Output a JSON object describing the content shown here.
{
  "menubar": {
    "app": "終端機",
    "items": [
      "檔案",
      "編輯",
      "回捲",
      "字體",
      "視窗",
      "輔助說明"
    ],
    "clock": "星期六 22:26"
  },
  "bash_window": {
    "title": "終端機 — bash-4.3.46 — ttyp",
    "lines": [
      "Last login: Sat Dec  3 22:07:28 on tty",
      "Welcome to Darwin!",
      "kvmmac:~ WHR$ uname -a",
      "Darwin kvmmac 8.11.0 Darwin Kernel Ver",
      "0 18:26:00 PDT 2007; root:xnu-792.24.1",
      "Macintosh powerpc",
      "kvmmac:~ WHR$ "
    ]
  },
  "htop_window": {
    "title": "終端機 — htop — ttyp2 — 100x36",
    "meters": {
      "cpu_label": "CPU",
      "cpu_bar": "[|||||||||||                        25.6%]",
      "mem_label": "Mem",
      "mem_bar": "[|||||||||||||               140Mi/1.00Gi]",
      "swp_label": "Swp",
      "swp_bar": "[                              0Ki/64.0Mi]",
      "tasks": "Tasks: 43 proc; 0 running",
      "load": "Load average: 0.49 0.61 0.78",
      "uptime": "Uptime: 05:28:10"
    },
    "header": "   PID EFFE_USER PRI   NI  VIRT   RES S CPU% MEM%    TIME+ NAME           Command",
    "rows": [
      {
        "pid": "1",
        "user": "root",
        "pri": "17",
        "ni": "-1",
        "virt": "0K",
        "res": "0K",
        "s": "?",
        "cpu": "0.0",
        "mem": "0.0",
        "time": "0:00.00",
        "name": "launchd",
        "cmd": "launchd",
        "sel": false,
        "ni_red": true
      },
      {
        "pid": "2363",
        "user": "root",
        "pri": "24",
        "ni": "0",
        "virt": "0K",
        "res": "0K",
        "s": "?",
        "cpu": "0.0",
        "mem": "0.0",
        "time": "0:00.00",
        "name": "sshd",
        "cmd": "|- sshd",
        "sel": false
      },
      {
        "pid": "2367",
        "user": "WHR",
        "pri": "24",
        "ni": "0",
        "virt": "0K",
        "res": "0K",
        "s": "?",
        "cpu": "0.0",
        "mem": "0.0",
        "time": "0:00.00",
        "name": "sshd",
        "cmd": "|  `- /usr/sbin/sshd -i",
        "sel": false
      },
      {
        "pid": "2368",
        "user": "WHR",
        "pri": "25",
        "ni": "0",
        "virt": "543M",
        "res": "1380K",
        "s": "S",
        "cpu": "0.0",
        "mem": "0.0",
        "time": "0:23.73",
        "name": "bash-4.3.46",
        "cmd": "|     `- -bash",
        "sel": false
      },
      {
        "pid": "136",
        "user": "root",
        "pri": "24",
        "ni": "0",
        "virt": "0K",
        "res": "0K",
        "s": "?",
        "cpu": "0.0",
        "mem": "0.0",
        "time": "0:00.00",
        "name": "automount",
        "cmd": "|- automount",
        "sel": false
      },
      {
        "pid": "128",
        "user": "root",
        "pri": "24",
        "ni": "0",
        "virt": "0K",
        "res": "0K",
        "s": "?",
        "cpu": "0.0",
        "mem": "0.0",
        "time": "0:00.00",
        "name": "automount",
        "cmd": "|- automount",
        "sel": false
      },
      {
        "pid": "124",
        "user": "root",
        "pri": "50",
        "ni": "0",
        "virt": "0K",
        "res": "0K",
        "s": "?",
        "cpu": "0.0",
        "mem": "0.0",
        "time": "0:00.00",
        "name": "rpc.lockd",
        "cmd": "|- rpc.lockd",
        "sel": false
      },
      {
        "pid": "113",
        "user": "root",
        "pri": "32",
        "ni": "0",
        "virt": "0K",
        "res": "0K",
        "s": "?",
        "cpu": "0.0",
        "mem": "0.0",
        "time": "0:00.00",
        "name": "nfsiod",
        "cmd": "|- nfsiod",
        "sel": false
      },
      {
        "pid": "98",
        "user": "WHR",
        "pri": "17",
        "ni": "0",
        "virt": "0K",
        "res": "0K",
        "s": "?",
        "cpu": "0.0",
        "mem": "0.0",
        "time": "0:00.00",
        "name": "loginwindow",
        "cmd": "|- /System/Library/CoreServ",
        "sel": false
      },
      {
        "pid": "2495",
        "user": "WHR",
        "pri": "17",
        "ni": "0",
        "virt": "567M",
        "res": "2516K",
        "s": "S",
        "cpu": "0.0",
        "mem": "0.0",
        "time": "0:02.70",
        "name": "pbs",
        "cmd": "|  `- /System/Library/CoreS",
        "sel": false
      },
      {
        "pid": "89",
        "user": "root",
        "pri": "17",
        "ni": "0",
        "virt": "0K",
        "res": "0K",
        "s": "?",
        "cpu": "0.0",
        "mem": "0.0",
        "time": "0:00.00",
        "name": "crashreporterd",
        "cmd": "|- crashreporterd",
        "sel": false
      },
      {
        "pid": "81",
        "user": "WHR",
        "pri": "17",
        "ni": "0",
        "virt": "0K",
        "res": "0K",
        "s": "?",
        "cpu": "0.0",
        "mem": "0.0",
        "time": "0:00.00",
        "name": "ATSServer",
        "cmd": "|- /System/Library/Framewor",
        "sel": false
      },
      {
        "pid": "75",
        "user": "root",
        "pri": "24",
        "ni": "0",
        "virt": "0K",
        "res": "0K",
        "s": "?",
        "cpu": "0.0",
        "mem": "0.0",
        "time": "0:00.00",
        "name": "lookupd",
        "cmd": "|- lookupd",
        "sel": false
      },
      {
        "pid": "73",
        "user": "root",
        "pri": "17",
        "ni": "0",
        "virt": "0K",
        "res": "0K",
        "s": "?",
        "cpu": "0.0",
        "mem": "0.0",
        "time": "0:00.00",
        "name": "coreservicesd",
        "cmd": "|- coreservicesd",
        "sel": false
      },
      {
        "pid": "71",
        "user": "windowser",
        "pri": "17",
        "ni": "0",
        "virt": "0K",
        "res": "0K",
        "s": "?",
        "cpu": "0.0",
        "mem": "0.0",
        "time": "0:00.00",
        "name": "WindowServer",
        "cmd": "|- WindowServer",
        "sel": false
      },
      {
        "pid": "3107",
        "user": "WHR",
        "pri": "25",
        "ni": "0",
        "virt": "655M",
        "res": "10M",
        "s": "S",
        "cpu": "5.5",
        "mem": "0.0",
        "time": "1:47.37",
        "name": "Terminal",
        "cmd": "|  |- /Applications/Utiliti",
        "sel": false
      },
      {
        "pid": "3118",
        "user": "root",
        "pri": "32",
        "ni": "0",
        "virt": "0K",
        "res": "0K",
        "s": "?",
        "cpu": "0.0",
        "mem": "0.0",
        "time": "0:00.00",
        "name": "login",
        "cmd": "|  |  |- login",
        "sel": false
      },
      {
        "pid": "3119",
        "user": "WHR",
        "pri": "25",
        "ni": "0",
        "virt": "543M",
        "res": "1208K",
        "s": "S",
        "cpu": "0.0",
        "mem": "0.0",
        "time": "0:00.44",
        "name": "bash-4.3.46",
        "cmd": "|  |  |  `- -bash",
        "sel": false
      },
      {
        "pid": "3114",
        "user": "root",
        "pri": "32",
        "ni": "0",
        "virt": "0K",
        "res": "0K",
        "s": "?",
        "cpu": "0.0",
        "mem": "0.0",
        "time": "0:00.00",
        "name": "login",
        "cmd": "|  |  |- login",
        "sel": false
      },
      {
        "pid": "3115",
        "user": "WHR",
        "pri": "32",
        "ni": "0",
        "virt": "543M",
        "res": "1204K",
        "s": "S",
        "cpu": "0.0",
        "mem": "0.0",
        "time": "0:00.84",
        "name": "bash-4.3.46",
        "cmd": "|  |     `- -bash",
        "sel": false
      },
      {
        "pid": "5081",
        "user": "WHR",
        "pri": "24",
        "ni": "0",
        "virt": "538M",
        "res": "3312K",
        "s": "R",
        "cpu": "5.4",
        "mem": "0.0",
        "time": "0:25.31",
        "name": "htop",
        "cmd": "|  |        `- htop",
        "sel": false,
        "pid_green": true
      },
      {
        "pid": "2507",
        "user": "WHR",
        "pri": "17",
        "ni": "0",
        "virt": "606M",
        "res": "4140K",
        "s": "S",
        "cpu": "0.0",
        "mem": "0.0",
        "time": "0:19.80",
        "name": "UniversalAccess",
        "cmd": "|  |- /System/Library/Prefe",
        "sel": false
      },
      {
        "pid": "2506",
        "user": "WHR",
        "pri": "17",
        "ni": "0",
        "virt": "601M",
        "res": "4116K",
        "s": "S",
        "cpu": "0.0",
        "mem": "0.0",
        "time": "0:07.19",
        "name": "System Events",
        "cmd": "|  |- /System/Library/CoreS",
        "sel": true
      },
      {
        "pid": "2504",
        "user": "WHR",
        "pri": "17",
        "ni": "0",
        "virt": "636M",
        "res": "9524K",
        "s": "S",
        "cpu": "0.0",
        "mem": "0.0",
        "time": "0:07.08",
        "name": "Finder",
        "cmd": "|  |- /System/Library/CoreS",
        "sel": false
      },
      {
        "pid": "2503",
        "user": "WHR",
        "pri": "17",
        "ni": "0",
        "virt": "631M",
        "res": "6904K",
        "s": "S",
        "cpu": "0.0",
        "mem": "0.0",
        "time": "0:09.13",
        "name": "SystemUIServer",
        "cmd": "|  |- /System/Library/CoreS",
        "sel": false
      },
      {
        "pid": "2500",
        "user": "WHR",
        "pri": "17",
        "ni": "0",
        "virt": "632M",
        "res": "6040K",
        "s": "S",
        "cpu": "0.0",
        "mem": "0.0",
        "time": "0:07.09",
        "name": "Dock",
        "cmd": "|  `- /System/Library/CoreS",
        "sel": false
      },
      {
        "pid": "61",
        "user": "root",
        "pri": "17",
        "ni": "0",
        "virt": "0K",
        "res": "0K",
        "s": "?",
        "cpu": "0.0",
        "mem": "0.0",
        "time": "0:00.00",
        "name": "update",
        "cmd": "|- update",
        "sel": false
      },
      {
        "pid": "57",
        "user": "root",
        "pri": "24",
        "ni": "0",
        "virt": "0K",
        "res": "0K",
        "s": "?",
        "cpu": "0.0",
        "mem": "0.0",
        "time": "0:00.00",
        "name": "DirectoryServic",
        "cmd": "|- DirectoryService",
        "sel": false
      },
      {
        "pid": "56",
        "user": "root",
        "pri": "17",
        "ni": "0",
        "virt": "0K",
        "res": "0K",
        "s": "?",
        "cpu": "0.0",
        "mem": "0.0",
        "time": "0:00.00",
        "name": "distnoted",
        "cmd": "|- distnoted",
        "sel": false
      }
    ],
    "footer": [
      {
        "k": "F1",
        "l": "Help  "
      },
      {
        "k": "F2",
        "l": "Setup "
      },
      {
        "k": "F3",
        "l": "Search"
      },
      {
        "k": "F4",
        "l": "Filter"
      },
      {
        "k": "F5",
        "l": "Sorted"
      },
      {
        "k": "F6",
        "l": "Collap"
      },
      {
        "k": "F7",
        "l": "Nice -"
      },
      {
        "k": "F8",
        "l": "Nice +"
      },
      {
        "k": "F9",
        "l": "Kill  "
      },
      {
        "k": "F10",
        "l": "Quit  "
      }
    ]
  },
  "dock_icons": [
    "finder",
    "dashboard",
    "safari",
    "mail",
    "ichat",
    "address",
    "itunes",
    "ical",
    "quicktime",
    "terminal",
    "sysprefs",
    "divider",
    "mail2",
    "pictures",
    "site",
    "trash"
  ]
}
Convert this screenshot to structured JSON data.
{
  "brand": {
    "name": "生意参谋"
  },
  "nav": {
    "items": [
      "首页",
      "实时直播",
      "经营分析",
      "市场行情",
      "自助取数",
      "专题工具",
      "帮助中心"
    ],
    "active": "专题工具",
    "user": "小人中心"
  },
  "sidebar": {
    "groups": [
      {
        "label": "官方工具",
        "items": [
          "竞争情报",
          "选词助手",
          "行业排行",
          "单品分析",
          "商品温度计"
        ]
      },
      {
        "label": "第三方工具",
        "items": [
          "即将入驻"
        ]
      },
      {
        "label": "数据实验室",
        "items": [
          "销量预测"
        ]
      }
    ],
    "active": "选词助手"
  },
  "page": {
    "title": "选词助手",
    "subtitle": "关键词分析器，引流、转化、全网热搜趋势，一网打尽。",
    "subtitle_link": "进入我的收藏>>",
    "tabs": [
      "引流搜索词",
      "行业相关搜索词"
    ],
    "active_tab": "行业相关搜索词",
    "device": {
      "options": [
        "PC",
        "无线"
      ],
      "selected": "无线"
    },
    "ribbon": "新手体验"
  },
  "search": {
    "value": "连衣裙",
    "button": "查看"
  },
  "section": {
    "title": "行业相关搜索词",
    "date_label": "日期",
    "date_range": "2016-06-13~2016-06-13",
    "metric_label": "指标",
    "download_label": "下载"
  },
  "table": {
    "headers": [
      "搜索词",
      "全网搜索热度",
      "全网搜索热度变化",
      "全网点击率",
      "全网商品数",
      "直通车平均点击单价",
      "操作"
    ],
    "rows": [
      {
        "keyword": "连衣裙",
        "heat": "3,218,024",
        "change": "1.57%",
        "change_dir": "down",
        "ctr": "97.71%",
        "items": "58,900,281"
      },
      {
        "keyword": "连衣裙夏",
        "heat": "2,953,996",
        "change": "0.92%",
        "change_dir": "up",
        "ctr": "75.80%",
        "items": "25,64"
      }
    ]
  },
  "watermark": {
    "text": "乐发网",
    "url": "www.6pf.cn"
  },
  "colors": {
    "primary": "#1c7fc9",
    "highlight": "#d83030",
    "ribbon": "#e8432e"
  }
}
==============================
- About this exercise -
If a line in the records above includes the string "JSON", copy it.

- Completed task -
Output a JSON object describing the content shown here.
Convert this screenshot to structured JSON data.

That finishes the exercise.